* [ACTIVITY]:
A faithful copy of every entry, with the pictures removed, is what is needed here.

Source records

■ ■ ■ ■ ■ ■ ■

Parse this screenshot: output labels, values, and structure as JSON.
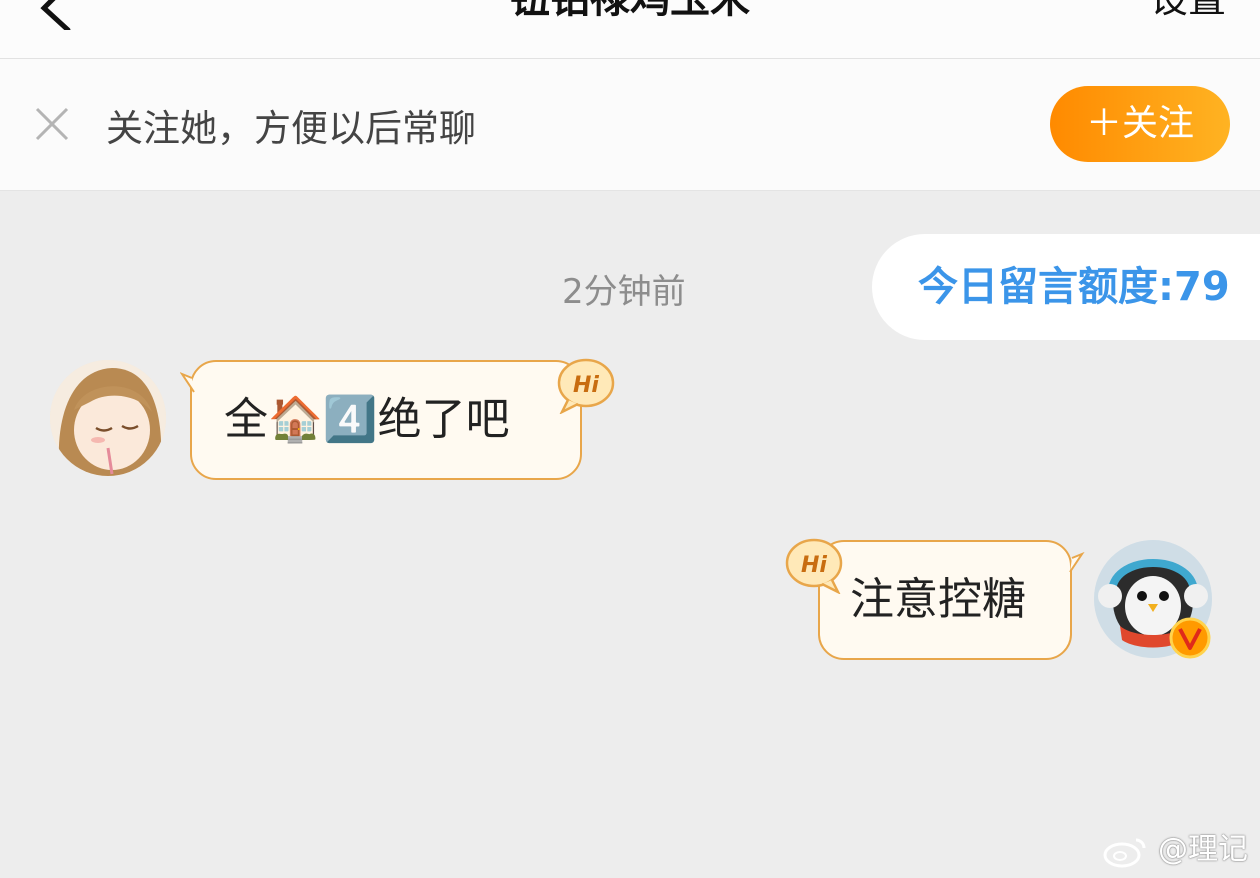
{
  "nav": {
    "title": "钮钴禄鸡玉米",
    "settings_label": "设置"
  },
  "follow_bar": {
    "prompt": "关注她，方便以后常聊",
    "follow_button": "＋关注"
  },
  "quota": {
    "label": "今日留言额度:79"
  },
  "chat": {
    "timestamp": "2分钟前",
    "messages": [
      {
        "side": "left",
        "text": "全🏠4️⃣绝了吧",
        "hi_badge": "Hi"
      },
      {
        "side": "right",
        "text": "注意控糖",
        "hi_badge": "Hi"
      }
    ]
  },
  "watermark": "@理记",
  "colors": {
    "accent_orange": "#ff8a00",
    "quota_blue": "#3b95e9",
    "bubble_border": "#e8a64a"
  }
}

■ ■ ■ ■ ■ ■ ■

* [EXERCISE SOLUTION]:
Parse this screenshot: output labels, values, and structure as JSON.
{
  "nav": {
    "title": "钮钴禄鸡玉米",
    "settings_label": "设置"
  },
  "follow_bar": {
    "prompt": "关注她，方便以后常聊",
    "follow_button": "＋关注"
  },
  "quota": {
    "label": "今日留言额度:79"
  },
  "chat": {
    "timestamp": "2分钟前",
    "messages": [
      {
        "side": "left",
        "text": "全🏠4️⃣绝了吧",
        "hi_badge": "Hi"
      },
      {
        "side": "right",
        "text": "注意控糖",
        "hi_badge": "Hi"
      }
    ]
  },
  "watermark": "@理记",
  "colors": {
    "accent_orange": "#ff8a00",
    "quota_blue": "#3b95e9",
    "bubble_border": "#e8a64a"
  }
}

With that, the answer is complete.